On Tuesday, Holtec agreed to pay a $5 million penalty following a criminal investigation into tax breaks that it had been awarded. The fine, announced by the New Jersey attorney general’s office, allowed Holtec to avoid criminal prosecution.

George Norcross III, a Democrat who is powerful — and feared — in New Jersey is on the board of Holtec. He has long played an influential role in New Jersey politics even though he has never held elected office. But his power has waned lately in the wake of embarrassing losses, including the defeat of Stephen Sweeney, who had been the president of the State Senate, in 2021. Sweeney lost his seat to Edward Durr, a truck driver who was a first-time candidate.

The agreement headed off criminal prosecution related to a 2018 application for $1 million in tax breaks that went to Holtec and a second company, Singh Real Estate Enterprises, which was linked to Holtec’s founder, Krishna Singh.

“We are sending a clear message: No matter how big and powerful you are, if you lie to the state for financial gain, we will hold you accountable — period,” the New Jersey attorney general, Matthew Platkin, said in a statement.

Holtec, in a statement, denied “any misconduct.” Kelly Trice, the president of a Holtec unit, called the dispute “unfortunate” and said that the company wanted to “put it behind us and redouble our focus on the important clean energy work of our New Jersey employees.”

A spokesman for Norcross had no comment about the $5 million fine but noted that Norcross had never held an ownership stake in Holtec and that the state had lost legal challenges after it sought to withhold certain Holtec tax breaks.

Holtec was awarded $260 million in tax credits in 2014 under a program that Gov. Philip Murphy, a Democrat, had criticized while campaigning in 2017. The inquiry into the tax-benefit package — implemented by Murphy’s predecessor, Chris Christie, a Republican — came to define Murphy’s early years in office.


Dear Diary:

I bought the book “Lessons in Chemistry” and gave it to my daughter. A week later, she called, and we arranged to meet near her apartment on Second Avenue in the 70s so she could give the book to me.

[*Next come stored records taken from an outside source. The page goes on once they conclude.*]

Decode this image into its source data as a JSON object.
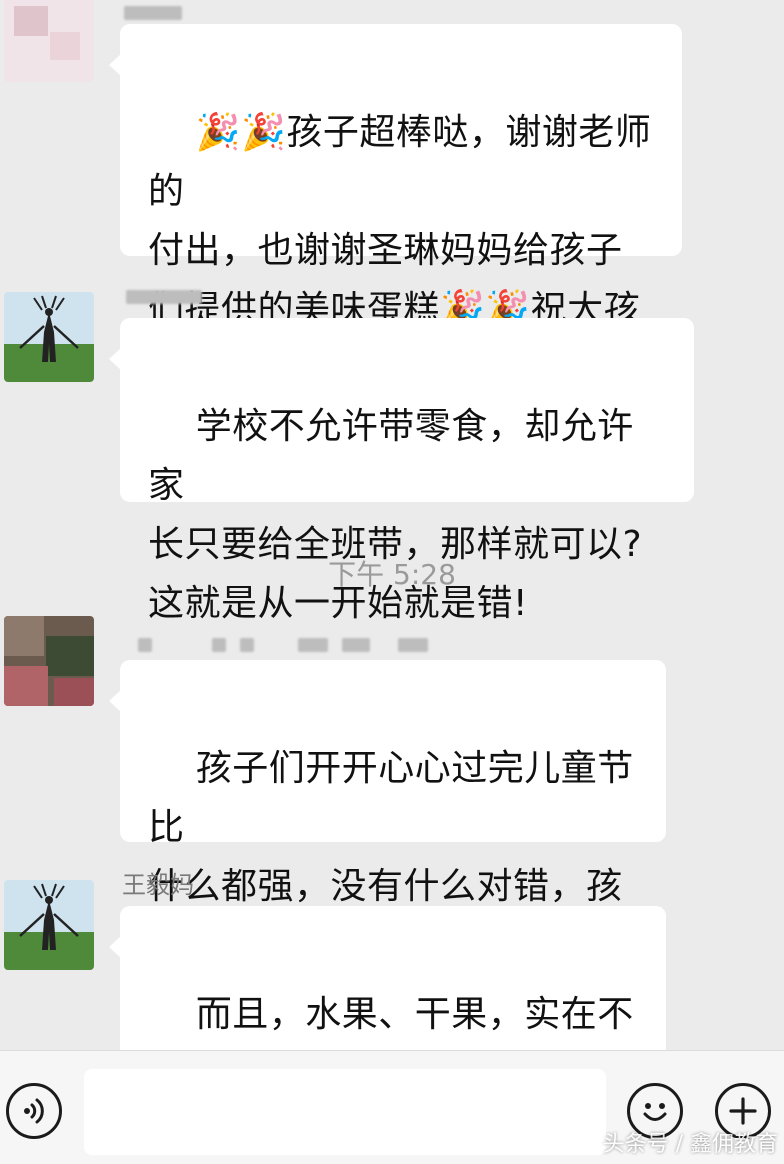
{
  "messages": [
    {
      "nickname": "",
      "text": "🎉🎉孩子超棒哒，谢谢老师的\n付出，也谢谢圣琳妈妈给孩子\n们提供的美味蛋糕🎉🎉祝大孩\n子，小孩子们节日快乐🎉🎉"
    },
    {
      "nickname": "",
      "text": "学校不允许带零食，却允许家\n长只要给全班带，那样就可以?\n这就是从一开始就是错!"
    },
    {
      "nickname": "",
      "text": "孩子们开开心心过完儿童节比\n什么都强，没有什么对错，孩\n子们开心最重要!"
    },
    {
      "nickname": "王毅妈",
      "text": "而且，水果、干果，实在不行\n瓜子，这些都可以。反式脂肪\n不健康就跟棒棒糖一样"
    }
  ],
  "timestamp": "下午 5:28",
  "input_bar": {
    "voice_icon": "voice-icon",
    "emoji_icon": "emoji-icon",
    "plus_icon": "plus-icon",
    "input_value": ""
  },
  "watermark": "头条号 / 鑫佣教育",
  "colors": {
    "background": "#ebebeb",
    "bubble": "#ffffff",
    "text": "#111111",
    "timestamp": "#9a9a9a"
  }
}
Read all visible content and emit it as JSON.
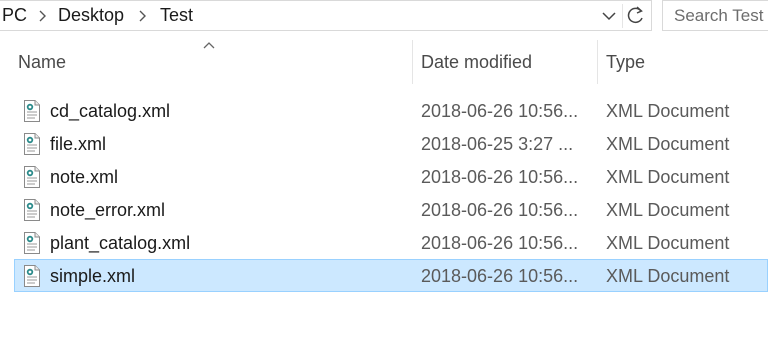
{
  "address_bar": {
    "crumbs": [
      "PC",
      "Desktop",
      "Test"
    ]
  },
  "search": {
    "placeholder": "Search Test"
  },
  "columns": {
    "name": "Name",
    "date_modified": "Date modified",
    "type": "Type"
  },
  "files": [
    {
      "name": "cd_catalog.xml",
      "date": "2018-06-26 10:56...",
      "type": "XML Document",
      "selected": false
    },
    {
      "name": "file.xml",
      "date": "2018-06-25 3:27 ...",
      "type": "XML Document",
      "selected": false
    },
    {
      "name": "note.xml",
      "date": "2018-06-26 10:56...",
      "type": "XML Document",
      "selected": false
    },
    {
      "name": "note_error.xml",
      "date": "2018-06-26 10:56...",
      "type": "XML Document",
      "selected": false
    },
    {
      "name": "plant_catalog.xml",
      "date": "2018-06-26 10:56...",
      "type": "XML Document",
      "selected": false
    },
    {
      "name": "simple.xml",
      "date": "2018-06-26 10:56...",
      "type": "XML Document",
      "selected": true
    }
  ],
  "colors": {
    "selection_bg": "#cce8ff",
    "selection_border": "#99d1ff"
  },
  "icons": {
    "file": "xml-document-icon",
    "breadcrumb_separator": "chevron-right-icon",
    "address_dropdown": "chevron-down-icon",
    "refresh": "refresh-icon",
    "sort": "sort-ascending-icon"
  }
}
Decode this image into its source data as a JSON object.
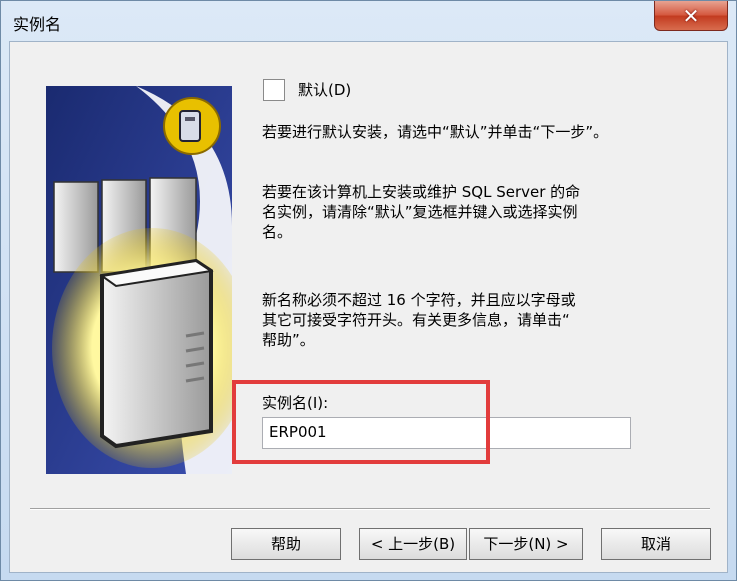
{
  "window": {
    "title": "实例名",
    "close_symbol": "✕"
  },
  "content": {
    "default_checkbox_label": "默认(D)",
    "default_desc": "若要进行默认安装，请选中“默认”并单击“下一步”。",
    "named_desc_1": "若要在该计算机上安装或维护 SQL Server 的命",
    "named_desc_2": "名实例，请清除“默认”复选框并键入或选择实例",
    "named_desc_3": "名。",
    "rule_1": "新名称必须不超过 16 个字符，并且应以字母或",
    "rule_2": "其它可接受字符开头。有关更多信息，请单击“",
    "rule_3": "帮助”。",
    "instance_label": "实例名(I):",
    "instance_value": "ERP001"
  },
  "buttons": {
    "help": "帮助",
    "back": "< 上一步(B)",
    "next": "下一步(N) >",
    "cancel": "取消"
  },
  "colors": {
    "highlight": "#e23c3c",
    "close": "#c23a1f"
  }
}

As she handed it over, she told me why she was returning it so soon.

“I just couldn’t get into it,” she said. “The beginning was too slow.”